Memorandum Opinion: A.H.A. does not contend that the search was unjustified at its inception. Instead, he urges that the scope of the search unreasonably exceeded that initial justification. Specifically, A.H.A. argues that Soliz's touching [A.H.A.]'s waist and lower stomach area, under the clothes, skin on skin, mere centimeters from [A.H.A.]'s genital area ... [was] tantamount to an unreasonable strip search or a near-strip search. A.H.A. argues that such a touching by a school administrator goes against society's norms and sensibilities regarding what is expected from an educator in a public school setting, so as to be almost per se unreasonable.

A.H.A. exaggerates the intrusiveness of the search. Soliz did not conduct a strip search or even a near-strip search. A.H.A. was not made to remove any of his clothing or drop his pants to his knees. Soliz did not touch, examine, or see A.H.A.'s genitals or any other private part of his body. A.H.A. was asked only to raise his shirt high enough to expose the waistline of his pants. Soliz testified that this did not expose A.H.A.'s bare belly. Although, in response to cross-examination, Soliz indicated that it would be fair to say that [his] thumbs were contacting [A.H.A.]'s bare skin, Soliz also testified that his thumbs were placed between A.H.A.'s pants and his gym shorts, and not inside the gym shorts or any underwear A.H.A. might have been wearing. The search was conducted in a private room in the presence of two other adults and another student. Looking at the evidence in the light most favorable to the court's ruling, considering that the search was initially justified by Soliz's suspicion that A.H.A. possessed marihuana, and taking into consideration Soliz's testimony that the waistline is a common place for students to hide drugs, we conclude that the scope of the search was reasonably related to the circumstances that justified the original interference.

Contrary to A.H.A.'s argument, the search was not shown to have violated school district policy. During his cross-examination of Soliz, A.H.A.'s attorney referred to the Austin school district's written policy regarding searches of students.
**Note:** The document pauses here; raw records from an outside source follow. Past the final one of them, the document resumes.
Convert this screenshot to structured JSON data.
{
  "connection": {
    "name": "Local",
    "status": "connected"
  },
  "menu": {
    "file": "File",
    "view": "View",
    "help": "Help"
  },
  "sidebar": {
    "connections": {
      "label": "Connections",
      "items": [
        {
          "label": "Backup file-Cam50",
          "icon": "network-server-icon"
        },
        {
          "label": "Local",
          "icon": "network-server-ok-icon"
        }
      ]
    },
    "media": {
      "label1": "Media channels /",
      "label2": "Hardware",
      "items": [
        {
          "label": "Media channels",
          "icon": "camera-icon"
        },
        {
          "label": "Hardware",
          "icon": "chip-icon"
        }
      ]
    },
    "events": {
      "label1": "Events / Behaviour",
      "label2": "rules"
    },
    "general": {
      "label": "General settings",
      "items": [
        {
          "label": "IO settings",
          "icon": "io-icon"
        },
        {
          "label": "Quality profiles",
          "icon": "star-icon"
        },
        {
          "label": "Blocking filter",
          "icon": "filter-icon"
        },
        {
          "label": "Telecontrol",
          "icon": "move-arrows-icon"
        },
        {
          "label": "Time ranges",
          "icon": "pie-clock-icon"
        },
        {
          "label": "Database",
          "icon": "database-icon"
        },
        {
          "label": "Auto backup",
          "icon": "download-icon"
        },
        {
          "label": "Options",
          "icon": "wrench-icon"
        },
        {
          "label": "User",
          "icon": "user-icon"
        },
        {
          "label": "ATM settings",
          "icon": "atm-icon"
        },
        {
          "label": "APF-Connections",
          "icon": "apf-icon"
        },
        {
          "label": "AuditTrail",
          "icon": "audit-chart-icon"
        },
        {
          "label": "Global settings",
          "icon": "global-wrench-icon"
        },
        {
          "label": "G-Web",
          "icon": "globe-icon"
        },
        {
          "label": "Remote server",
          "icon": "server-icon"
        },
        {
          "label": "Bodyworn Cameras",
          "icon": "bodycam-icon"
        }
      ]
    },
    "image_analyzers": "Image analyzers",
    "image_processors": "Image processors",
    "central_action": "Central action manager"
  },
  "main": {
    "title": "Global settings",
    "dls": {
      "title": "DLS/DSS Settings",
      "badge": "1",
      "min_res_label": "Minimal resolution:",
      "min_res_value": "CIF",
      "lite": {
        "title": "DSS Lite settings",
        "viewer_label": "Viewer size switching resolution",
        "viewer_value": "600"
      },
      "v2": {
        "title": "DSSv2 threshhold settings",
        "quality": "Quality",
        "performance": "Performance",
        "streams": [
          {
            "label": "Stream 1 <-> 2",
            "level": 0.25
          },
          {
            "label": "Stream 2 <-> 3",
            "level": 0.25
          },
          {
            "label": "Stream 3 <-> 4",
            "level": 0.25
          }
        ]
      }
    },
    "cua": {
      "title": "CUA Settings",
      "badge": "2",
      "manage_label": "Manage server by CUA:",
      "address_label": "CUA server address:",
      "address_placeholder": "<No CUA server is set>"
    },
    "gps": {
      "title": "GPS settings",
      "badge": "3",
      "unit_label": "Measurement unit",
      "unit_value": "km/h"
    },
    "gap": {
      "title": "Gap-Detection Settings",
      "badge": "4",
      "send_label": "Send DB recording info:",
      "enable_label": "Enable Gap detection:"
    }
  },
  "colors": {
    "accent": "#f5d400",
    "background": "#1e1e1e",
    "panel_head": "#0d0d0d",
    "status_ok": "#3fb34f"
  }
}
A copy of this policy was not admitted in evidence, but Soliz did confirm that the policy includes the statement, School officials may search a student's outer clothing, pockets or property by establishing reasonable cause or securing student's voluntary consent. We find that Soliz's search of the waistband of A.H.A.'s pants did not violate this school district policy.

Finally, A.H.A. argues that the marihuana should have been suppressed pursuant to the statutory exclusionary rule. The code of criminal procedure provides that evidence obtained by an officer or other person in violation of the constitution or laws of Texas or the United States may not be admitted in evidence. Tex.Code Crim. Proc. Ann. art. 38.23(a) (West 2005). This statute applies to juvenile proceedings. Tex. Fam.Code Ann. § 51.17(c) (West Supp.2008). A.H.A. asserts that in searching him, Soliz intentionally or knowingly caused physical contact that Soliz knew or should have reasonably believed would be offensive to A.H.A. See Tex. Penal Code Ann. § 22.01(a)(3) (West Supp.2008). Therefore, he argues, the marihuana was obtained in violation of state law.

For the purpose of the article 38.23 exclusionary rule, a private citizen's conduct is judged by the same standards that apply to the conduct of police officers. Miles v. State, 241 S.W.3d 28, 36 (Tex.Crim.App.2007). When a private person's conduct is challenged pursuant to article 38.23, we must ask whether a police officer standing in the private person's shoes would have been justified in engaging in the challenged conduct. See Pitonyak v. State, 253 S.W.3d 834, 850 (Tex.App.--Austin 2008, pet. ref'd). We are aware of no authority, and A.H.A. cites none, holding that a police officer conducting an otherwise lawful search of the person is guilty of an assault merely because the person regards the search as offensive. See also Tex. Penal Code Ann. §§ 9.21 (public duty defense), 9.51 (use of force during search) (West 2003). A.H.A.'s contention that the marihuana should have been suppressed because Soliz was guilty of an assault is without merit.

Conclusion: A.H.A.'s issue on appeal is overruled, and the juvenile court's judgment is affirmed.